== Requirement ==
What you return must match the data exactly, line for line.

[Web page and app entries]
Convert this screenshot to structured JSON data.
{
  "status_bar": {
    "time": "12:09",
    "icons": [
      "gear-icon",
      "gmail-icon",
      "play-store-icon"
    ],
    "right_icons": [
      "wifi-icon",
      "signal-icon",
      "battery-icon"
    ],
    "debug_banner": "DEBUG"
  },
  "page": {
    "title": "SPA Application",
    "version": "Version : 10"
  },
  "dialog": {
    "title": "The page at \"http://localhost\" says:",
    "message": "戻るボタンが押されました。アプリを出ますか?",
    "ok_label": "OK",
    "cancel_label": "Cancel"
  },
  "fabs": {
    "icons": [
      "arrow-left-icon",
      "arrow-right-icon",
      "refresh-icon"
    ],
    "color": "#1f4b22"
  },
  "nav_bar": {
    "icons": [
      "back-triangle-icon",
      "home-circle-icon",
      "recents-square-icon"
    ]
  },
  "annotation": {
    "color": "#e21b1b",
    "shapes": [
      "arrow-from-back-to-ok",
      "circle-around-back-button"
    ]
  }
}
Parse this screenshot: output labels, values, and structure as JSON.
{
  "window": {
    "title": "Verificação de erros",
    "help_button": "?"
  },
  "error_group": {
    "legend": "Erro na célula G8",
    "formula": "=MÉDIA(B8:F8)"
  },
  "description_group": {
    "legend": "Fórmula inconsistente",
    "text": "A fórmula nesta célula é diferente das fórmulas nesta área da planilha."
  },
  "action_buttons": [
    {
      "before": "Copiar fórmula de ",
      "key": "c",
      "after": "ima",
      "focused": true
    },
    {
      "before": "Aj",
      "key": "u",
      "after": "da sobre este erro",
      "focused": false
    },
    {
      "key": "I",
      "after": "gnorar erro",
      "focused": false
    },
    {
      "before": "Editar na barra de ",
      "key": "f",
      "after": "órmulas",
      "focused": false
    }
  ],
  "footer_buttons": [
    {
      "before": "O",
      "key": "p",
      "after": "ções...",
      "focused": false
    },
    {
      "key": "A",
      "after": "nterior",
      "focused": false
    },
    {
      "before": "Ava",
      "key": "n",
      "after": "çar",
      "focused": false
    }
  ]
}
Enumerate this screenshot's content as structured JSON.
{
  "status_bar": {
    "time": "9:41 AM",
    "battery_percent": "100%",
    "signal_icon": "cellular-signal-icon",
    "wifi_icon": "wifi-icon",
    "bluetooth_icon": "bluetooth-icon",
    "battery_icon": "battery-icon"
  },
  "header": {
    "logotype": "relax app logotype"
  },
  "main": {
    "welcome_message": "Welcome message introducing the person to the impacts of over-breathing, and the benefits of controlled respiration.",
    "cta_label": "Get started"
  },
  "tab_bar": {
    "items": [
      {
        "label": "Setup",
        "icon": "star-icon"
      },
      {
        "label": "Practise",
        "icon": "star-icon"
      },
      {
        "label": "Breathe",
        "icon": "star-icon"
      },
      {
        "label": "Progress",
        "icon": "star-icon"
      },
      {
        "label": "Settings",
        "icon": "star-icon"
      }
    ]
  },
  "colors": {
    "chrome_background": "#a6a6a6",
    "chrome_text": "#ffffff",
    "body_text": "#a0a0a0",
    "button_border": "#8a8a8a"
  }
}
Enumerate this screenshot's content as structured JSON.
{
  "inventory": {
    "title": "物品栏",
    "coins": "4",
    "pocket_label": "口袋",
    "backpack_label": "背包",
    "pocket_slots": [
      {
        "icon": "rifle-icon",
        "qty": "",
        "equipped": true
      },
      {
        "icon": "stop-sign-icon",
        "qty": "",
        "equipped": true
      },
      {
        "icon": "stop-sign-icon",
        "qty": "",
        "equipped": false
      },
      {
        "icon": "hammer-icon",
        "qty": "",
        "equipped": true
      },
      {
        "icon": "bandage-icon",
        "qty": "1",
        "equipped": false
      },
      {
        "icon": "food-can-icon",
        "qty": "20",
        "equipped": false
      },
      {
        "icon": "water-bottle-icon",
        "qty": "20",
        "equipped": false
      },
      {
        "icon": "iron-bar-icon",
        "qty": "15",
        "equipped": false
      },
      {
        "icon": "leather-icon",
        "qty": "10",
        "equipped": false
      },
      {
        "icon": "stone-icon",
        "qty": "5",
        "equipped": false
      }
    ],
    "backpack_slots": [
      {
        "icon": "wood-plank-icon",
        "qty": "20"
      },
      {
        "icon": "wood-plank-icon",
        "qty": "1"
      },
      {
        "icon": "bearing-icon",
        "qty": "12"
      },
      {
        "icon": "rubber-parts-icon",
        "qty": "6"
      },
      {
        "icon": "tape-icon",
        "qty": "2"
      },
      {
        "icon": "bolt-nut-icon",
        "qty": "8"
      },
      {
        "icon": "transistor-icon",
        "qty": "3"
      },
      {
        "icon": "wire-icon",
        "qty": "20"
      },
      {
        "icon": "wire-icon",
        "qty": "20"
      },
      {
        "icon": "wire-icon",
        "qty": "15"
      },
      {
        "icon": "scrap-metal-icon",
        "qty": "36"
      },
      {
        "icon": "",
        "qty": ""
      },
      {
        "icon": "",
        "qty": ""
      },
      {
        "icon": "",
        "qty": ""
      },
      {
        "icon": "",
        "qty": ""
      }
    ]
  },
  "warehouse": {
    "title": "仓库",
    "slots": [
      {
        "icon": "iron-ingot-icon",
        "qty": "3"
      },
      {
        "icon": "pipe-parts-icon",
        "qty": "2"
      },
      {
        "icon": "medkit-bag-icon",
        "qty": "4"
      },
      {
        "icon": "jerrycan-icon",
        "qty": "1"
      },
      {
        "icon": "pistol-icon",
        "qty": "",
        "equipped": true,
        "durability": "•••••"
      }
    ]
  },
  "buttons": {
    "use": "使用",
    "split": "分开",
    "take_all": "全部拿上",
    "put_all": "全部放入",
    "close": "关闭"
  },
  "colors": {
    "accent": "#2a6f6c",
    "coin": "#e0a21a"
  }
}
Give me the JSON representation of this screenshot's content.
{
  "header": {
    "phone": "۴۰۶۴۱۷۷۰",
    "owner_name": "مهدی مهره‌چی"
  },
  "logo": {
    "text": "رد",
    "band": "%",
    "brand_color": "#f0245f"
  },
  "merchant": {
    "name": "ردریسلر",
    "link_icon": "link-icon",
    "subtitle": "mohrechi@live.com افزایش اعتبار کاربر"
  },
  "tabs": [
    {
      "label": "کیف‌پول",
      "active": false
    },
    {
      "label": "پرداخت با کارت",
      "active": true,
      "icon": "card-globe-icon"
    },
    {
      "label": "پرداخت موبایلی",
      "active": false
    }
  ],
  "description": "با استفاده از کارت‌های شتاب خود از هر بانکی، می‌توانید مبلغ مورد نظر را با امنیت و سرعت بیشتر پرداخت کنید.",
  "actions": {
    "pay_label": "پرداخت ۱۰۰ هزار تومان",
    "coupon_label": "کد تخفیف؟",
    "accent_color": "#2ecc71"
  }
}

== Worked solution ==
Convert this screenshot to structured JSON data.
{
  "status_bar": {
    "time": "12:09",
    "icons": [
      "gear-icon",
      "gmail-icon",
      "play-store-icon"
    ],
    "right_icons": [
      "wifi-icon",
      "signal-icon",
      "battery-icon"
    ],
    "debug_banner": "DEBUG"
  },
  "page": {
    "title": "SPA Application",
    "version": "Version : 10"
  },
  "dialog": {
    "title": "The page at \"http://localhost\" says:",
    "message": "戻るボタンが押されました。アプリを出ますか?",
    "ok_label": "OK",
    "cancel_label": "Cancel"
  },
  "fabs": {
    "icons": [
      "arrow-left-icon",
      "arrow-right-icon",
      "refresh-icon"
    ],
    "color": "#1f4b22"
  },
  "nav_bar": {
    "icons": [
      "back-triangle-icon",
      "home-circle-icon",
      "recents-square-icon"
    ]
  },
  "annotation": {
    "color": "#e21b1b",
    "shapes": [
      "arrow-from-back-to-ok",
      "circle-around-back-button"
    ]
  }
}
Parse this screenshot: output labels, values, and structure as JSON.
{
  "window": {
    "title": "Verificação de erros",
    "help_button": "?"
  },
  "error_group": {
    "legend": "Erro na célula G8",
    "formula": "=MÉDIA(B8:F8)"
  },
  "description_group": {
    "legend": "Fórmula inconsistente",
    "text": "A fórmula nesta célula é diferente das fórmulas nesta área da planilha."
  },
  "action_buttons": [
    {
      "before": "Copiar fórmula de ",
      "key": "c",
      "after": "ima",
      "focused": true
    },
    {
      "before": "Aj",
      "key": "u",
      "after": "da sobre este erro",
      "focused": false
    },
    {
      "key": "I",
      "after": "gnorar erro",
      "focused": false
    },
    {
      "before": "Editar na barra de ",
      "key": "f",
      "after": "órmulas",
      "focused": false
    }
  ],
  "footer_buttons": [
    {
      "before": "O",
      "key": "p",
      "after": "ções...",
      "focused": false
    },
    {
      "key": "A",
      "after": "nterior",
      "focused": false
    },
    {
      "before": "Ava",
      "key": "n",
      "after": "çar",
      "focused": false
    }
  ]
}
Enumerate this screenshot's content as structured JSON.
{
  "status_bar": {
    "time": "9:41 AM",
    "battery_percent": "100%",
    "signal_icon": "cellular-signal-icon",
    "wifi_icon": "wifi-icon",
    "bluetooth_icon": "bluetooth-icon",
    "battery_icon": "battery-icon"
  },
  "header": {
    "logotype": "relax app logotype"
  },
  "main": {
    "welcome_message": "Welcome message introducing the person to the impacts of over-breathing, and the benefits of controlled respiration.",
    "cta_label": "Get started"
  },
  "tab_bar": {
    "items": [
      {
        "label": "Setup",
        "icon": "star-icon"
      },
      {
        "label": "Practise",
        "icon": "star-icon"
      },
      {
        "label": "Breathe",
        "icon": "star-icon"
      },
      {
        "label": "Progress",
        "icon": "star-icon"
      },
      {
        "label": "Settings",
        "icon": "star-icon"
      }
    ]
  },
  "colors": {
    "chrome_background": "#a6a6a6",
    "chrome_text": "#ffffff",
    "body_text": "#a0a0a0",
    "button_border": "#8a8a8a"
  }
}
Enumerate this screenshot's content as structured JSON.
{
  "inventory": {
    "title": "物品栏",
    "coins": "4",
    "pocket_label": "口袋",
    "backpack_label": "背包",
    "pocket_slots": [
      {
        "icon": "rifle-icon",
        "qty": "",
        "equipped": true
      },
      {
        "icon": "stop-sign-icon",
        "qty": "",
        "equipped": true
      },
      {
        "icon": "stop-sign-icon",
        "qty": "",
        "equipped": false
      },
      {
        "icon": "hammer-icon",
        "qty": "",
        "equipped": true
      },
      {
        "icon": "bandage-icon",
        "qty": "1",
        "equipped": false
      },
      {
        "icon": "food-can-icon",
        "qty": "20",
        "equipped": false
      },
      {
        "icon": "water-bottle-icon",
        "qty": "20",
        "equipped": false
      },
      {
        "icon": "iron-bar-icon",
        "qty": "15",
        "equipped": false
      },
      {
        "icon": "leather-icon",
        "qty": "10",
        "equipped": false
      },
      {
        "icon": "stone-icon",
        "qty": "5",
        "equipped": false
      }
    ],
    "backpack_slots": [
      {
        "icon": "wood-plank-icon",
        "qty": "20"
      },
      {
        "icon": "wood-plank-icon",
        "qty": "1"
      },
      {
        "icon": "bearing-icon",
        "qty": "12"
      },
      {
        "icon": "rubber-parts-icon",
        "qty": "6"
      },
      {
        "icon": "tape-icon",
        "qty": "2"
      },
      {
        "icon": "bolt-nut-icon",
        "qty": "8"
      },
      {
        "icon": "transistor-icon",
        "qty": "3"
      },
      {
        "icon": "wire-icon",
        "qty": "20"
      },
      {
        "icon": "wire-icon",
        "qty": "20"
      },
      {
        "icon": "wire-icon",
        "qty": "15"
      },
      {
        "icon": "scrap-metal-icon",
        "qty": "36"
      },
      {
        "icon": "",
        "qty": ""
      },
      {
        "icon": "",
        "qty": ""
      },
      {
        "icon": "",
        "qty": ""
      },
      {
        "icon": "",
        "qty": ""
      }
    ]
  },
  "warehouse": {
    "title": "仓库",
    "slots": [
      {
        "icon": "iron-ingot-icon",
        "qty": "3"
      },
      {
        "icon": "pipe-parts-icon",
        "qty": "2"
      },
      {
        "icon": "medkit-bag-icon",
        "qty": "4"
      },
      {
        "icon": "jerrycan-icon",
        "qty": "1"
      },
      {
        "icon": "pistol-icon",
        "qty": "",
        "equipped": true,
        "durability": "•••••"
      }
    ]
  },
  "buttons": {
    "use": "使用",
    "split": "分开",
    "take_all": "全部拿上",
    "put_all": "全部放入",
    "close": "关闭"
  },
  "colors": {
    "accent": "#2a6f6c",
    "coin": "#e0a21a"
  }
}
Give me the JSON representation of this screenshot's content.
{
  "header": {
    "phone": "۴۰۶۴۱۷۷۰",
    "owner_name": "مهدی مهره‌چی"
  },
  "logo": {
    "text": "رد",
    "band": "%",
    "brand_color": "#f0245f"
  },
  "merchant": {
    "name": "ردریسلر",
    "link_icon": "link-icon",
    "subtitle": "mohrechi@live.com افزایش اعتبار کاربر"
  },
  "tabs": [
    {
      "label": "کیف‌پول",
      "active": false
    },
    {
      "label": "پرداخت با کارت",
      "active": true,
      "icon": "card-globe-icon"
    },
    {
      "label": "پرداخت موبایلی",
      "active": false
    }
  ],
  "description": "با استفاده از کارت‌های شتاب خود از هر بانکی، می‌توانید مبلغ مورد نظر را با امنیت و سرعت بیشتر پرداخت کنید.",
  "actions": {
    "pay_label": "پرداخت ۱۰۰ هزار تومان",
    "coupon_label": "کد تخفیف؟",
    "accent_color": "#2ecc71"
  }
}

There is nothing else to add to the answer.